Exercise aim
Wherever the word "JSON" appears in a line of the data, that line should be copied.

————————

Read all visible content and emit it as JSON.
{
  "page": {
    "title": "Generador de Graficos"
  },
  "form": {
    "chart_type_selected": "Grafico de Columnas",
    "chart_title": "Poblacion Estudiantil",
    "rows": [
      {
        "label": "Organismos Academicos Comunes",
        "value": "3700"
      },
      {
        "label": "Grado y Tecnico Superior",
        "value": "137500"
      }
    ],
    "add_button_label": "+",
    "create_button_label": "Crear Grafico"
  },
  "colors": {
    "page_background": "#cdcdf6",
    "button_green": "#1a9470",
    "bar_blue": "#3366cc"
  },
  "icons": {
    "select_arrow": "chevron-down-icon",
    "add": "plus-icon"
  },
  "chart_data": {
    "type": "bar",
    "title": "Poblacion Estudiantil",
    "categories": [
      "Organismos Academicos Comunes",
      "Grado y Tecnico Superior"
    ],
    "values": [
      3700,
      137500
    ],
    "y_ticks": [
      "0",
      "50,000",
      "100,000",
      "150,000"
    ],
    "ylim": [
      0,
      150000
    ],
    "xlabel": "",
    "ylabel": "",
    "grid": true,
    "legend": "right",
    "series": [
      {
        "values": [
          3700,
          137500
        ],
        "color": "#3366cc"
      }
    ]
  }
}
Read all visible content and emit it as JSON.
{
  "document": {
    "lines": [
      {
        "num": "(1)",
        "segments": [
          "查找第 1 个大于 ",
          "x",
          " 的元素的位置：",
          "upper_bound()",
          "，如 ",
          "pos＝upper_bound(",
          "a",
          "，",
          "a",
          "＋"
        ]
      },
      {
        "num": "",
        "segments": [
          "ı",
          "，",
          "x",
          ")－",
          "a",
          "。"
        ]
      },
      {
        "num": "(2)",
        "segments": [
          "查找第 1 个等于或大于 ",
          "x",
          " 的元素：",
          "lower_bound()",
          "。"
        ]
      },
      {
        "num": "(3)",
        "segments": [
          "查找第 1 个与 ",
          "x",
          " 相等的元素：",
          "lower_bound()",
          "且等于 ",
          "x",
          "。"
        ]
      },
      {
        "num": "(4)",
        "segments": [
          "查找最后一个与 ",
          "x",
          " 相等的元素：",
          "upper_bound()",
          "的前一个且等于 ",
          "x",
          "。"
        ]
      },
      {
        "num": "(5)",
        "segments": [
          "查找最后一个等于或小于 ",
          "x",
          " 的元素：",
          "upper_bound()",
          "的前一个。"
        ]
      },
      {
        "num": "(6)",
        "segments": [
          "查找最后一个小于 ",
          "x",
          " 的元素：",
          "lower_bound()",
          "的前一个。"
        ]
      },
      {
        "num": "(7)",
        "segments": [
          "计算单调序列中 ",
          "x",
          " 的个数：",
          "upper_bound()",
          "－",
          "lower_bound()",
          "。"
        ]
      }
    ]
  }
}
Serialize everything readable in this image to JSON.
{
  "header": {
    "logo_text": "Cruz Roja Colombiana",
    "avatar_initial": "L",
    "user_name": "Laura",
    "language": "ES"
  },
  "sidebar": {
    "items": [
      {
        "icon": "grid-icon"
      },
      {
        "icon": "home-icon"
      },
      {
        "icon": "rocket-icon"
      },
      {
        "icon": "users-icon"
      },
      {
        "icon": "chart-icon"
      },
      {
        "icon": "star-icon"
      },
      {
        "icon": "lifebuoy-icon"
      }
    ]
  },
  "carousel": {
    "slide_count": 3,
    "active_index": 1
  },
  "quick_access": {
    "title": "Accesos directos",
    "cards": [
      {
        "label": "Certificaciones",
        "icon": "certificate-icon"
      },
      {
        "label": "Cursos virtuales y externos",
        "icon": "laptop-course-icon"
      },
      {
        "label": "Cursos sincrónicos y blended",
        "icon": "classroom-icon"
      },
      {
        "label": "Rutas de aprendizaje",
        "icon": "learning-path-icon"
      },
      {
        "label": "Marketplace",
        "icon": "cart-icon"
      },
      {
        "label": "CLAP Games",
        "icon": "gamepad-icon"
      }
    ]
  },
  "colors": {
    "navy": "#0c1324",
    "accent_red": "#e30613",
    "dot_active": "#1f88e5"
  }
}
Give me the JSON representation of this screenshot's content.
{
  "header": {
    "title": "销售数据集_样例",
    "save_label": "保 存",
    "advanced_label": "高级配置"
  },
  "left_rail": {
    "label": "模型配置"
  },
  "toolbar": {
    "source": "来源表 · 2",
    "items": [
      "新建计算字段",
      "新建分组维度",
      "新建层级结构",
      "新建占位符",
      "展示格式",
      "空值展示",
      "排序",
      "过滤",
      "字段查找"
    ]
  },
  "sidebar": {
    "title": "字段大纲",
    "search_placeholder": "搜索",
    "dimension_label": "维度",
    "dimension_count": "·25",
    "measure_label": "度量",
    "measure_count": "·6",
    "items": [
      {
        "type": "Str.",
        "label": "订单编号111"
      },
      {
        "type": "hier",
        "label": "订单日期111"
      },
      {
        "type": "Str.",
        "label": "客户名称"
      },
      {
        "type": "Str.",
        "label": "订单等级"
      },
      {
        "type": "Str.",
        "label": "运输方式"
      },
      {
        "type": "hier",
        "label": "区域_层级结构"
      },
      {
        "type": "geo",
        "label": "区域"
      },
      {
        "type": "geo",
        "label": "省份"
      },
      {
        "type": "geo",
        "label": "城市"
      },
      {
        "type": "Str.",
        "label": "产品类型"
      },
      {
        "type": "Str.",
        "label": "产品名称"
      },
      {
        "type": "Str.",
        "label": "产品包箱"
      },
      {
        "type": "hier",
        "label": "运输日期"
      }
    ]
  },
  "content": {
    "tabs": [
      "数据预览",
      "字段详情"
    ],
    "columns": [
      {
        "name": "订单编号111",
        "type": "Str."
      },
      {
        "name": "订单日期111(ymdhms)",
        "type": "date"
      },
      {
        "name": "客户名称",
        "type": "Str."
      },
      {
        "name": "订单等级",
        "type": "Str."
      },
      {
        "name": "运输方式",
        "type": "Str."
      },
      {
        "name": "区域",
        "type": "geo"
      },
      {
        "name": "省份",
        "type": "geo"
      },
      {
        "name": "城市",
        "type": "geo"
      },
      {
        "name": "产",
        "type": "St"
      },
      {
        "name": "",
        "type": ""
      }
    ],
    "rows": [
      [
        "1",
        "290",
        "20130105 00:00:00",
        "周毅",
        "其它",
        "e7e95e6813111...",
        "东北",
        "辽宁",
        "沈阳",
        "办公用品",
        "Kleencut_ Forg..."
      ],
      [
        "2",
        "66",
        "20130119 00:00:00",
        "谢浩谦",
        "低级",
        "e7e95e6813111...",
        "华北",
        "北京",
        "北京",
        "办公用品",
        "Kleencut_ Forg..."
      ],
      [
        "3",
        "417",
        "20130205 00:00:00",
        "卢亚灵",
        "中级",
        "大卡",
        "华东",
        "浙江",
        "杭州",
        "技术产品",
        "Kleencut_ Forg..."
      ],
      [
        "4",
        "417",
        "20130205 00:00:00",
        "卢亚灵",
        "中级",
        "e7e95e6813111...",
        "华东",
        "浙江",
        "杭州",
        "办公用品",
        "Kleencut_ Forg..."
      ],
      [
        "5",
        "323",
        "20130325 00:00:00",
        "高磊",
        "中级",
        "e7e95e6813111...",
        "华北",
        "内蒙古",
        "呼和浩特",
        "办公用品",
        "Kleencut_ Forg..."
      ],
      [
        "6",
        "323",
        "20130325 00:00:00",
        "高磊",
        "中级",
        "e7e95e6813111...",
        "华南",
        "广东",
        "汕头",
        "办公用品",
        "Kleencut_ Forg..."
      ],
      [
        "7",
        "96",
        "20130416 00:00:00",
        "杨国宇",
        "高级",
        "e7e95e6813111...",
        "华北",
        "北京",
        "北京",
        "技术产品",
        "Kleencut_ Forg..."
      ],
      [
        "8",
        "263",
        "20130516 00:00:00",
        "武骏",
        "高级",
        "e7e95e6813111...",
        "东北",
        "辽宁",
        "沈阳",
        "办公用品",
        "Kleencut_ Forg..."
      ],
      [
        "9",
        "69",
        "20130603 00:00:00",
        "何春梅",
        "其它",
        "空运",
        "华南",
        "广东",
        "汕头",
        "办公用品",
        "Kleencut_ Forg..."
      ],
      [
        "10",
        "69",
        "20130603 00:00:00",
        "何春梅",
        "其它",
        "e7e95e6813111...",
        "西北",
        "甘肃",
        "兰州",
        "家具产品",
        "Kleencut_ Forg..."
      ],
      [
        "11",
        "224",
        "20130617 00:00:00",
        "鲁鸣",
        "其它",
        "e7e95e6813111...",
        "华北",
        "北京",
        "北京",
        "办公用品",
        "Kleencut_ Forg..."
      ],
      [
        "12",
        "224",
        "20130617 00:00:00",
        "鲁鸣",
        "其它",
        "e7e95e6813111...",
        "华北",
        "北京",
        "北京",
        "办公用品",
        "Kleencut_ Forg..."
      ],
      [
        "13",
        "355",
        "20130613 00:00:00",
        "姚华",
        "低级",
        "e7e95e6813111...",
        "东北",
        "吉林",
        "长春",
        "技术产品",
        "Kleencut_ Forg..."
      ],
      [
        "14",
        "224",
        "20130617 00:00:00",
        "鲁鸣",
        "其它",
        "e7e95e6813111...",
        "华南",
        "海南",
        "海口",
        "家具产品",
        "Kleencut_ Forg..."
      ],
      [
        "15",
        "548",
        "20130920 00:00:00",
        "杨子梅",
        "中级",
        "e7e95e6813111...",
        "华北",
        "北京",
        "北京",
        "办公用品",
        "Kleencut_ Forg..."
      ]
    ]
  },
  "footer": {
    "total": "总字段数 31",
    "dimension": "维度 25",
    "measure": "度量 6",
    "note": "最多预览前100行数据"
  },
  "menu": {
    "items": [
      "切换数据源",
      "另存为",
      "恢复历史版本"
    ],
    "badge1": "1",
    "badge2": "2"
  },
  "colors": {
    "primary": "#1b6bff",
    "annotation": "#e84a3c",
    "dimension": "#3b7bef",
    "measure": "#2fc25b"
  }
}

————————

Solution below
Read all visible content and emit it as JSON.
Read all visible content and emit it as JSON.
Serialize everything readable in this image to JSON.
Give me the JSON representation of this screenshot's content.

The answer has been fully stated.